The great thing about motivational quotes is they represent wisdom and offer insight for us in our own lives, conveniently boiled down from a pile of words. The drawback, of course, is that you’re only reading a small part of whatever the quoted person was trying to say, usually twisted into some new meaning in its abbreviated form. As I’ve re-read and re-discovered Walden, as you may expect many old, familiar quotes pop up. This particular thread from the Conclusion chapter, takes on a much deeper meaning when you consume everything Thoreau wrote (the oft-quoted words in bold):
“I left the woods for as good a reason as I went there. Perhaps it seemed to me that I had several more lives to live, and could not spare any more time for that one. It is remarkable how easily and insensibly we fall into a particular route, and make a beaten track for ourselves… The surface of the earth is soft and impressible by the feet of men; and so with the paths which the mind travels. How worn and dusty, then, must be the highways of the world, how deep the ruts of tradition and conformity!”
“I learned this, at least by my experiment; that if one advances confidently in the direction of his dreams, and endeavors to live the life which he has imagined, he will meet with a success unexpected in common hours. He will put some things behind, will pass an invisible boundary; new, universal, and more liberal laws will begin to establish themselves around and within him; or the old laws be expanded, and interpreted in his favor in a more liberal sense, and he will live with the license of a higher order of things. In proportion as he simplifies his life, the laws of the universe will appear less complex, and solitude will not be solitude, nor poverty poverty, nor weakness weakness. If you have built castles in the air, your work need not be lost, that is where they should be. Now put the foundations under them.” – Henry David Thoreau, Walden
As romantic a notion as building castles in the air is, these words seem just a little too up with people for general consumption on their own. Like one of those motivational posters you see in offices around the world. But taken in the context of the rest of the paragraph, they become more meaningful. Thoreau is reminding us that we all fall into routines as individuals, and also as societies, but if we only have the courage to break out of those routines in focused pursuit of loftier objectives, the universe aligns to support us in achieving these objectives.

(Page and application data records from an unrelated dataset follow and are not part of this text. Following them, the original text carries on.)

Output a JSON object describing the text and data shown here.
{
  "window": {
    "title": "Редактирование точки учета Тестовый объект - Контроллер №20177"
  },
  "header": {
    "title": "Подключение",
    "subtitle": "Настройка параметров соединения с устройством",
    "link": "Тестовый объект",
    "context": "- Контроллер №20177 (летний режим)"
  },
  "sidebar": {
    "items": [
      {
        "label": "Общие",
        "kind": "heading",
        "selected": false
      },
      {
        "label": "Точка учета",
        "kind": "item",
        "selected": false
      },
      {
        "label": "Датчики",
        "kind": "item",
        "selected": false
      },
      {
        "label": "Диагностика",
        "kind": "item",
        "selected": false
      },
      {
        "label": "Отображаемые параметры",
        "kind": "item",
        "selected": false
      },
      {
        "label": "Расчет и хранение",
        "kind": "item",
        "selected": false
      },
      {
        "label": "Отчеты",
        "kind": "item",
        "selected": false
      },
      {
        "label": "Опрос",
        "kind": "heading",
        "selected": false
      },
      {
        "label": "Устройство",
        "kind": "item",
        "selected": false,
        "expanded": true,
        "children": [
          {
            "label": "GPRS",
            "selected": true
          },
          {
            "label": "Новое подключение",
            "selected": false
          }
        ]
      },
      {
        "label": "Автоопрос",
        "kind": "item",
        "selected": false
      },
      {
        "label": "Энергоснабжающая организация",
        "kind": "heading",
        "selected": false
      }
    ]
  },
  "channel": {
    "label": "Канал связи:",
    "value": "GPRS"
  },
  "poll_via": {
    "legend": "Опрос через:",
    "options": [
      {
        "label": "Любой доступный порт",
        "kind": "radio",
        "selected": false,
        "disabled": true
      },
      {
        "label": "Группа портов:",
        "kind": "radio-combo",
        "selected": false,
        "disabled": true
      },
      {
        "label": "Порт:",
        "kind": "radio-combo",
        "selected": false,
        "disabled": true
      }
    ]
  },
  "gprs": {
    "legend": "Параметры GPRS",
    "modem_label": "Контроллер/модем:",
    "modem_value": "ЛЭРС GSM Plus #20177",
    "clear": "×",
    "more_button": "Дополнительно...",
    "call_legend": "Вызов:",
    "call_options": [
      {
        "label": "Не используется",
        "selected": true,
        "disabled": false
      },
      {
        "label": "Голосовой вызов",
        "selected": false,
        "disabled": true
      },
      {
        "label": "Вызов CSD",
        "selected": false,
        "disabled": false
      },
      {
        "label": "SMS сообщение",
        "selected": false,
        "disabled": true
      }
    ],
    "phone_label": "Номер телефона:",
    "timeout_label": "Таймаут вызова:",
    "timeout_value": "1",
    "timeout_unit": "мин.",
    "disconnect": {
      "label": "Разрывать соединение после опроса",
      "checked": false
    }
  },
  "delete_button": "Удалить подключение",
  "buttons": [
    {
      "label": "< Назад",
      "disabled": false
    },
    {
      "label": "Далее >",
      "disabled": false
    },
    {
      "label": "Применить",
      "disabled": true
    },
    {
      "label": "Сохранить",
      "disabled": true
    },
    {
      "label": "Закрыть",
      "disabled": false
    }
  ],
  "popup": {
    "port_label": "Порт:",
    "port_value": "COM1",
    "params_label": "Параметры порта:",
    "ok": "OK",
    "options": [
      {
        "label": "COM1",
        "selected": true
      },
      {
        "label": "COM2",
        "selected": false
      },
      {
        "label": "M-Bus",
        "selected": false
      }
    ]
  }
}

Reading Walden again, I’ve realized that I glazed over much of it the first time I read it as a teenager. The words simply didn’t mean as much to me then as they do now. But isn’t that the case with everything? We all pick up a little wisdom as we move through life. But we also pick up bad habits, assumptions and biases, and become the sum of the parts around us. Choose your path, establish those tiny, sticky habits that move you towards your objective, surround yourself with the right people and you will pass that invisible boundary Thoreau describes. Routines can build you into something much greater than you imagine, but they can also hold you down. Get off the worn-down mental path and see the world in a new way.
“The universe is bigger than our views of it.” – Henry David Thoreau
Speaking of the universe, it seems to align with the way I’m thinking at a given moment. I know that’s not entirely accurate, I just notice things more when I happen to be thinking about something related to it, like suddenly seeing white Honda Accords everywhere as soon as you start driving one. So upon posting this article I scanned Twitter briefly and what do I find but George Mack’s Twitter thread about High Agency, which he heard about from a Tim Ferriss interview with Eric Weinstein:
“High Agency is a sense that the story given to you by other people about what you can/cannot do is just that – a story. [A] High Agency person looks to bend reality to their will. They either find a way or they make a way. [A] Low Agency person accepts the story that is given to them. They never question it. They are passive. They outsource all their decision-making to other people.
So a Low Agency person believes the world is as people say it is. That’s just the way things are. A High Agency person believes the universe is bigger than our view of it, as Thoreau so eloquently states it. Be the change you want to see in the world. and what is more High Agency than “If you have built castles in the air, your work need not be lost, that is where they should be. Now put the foundations under them.”?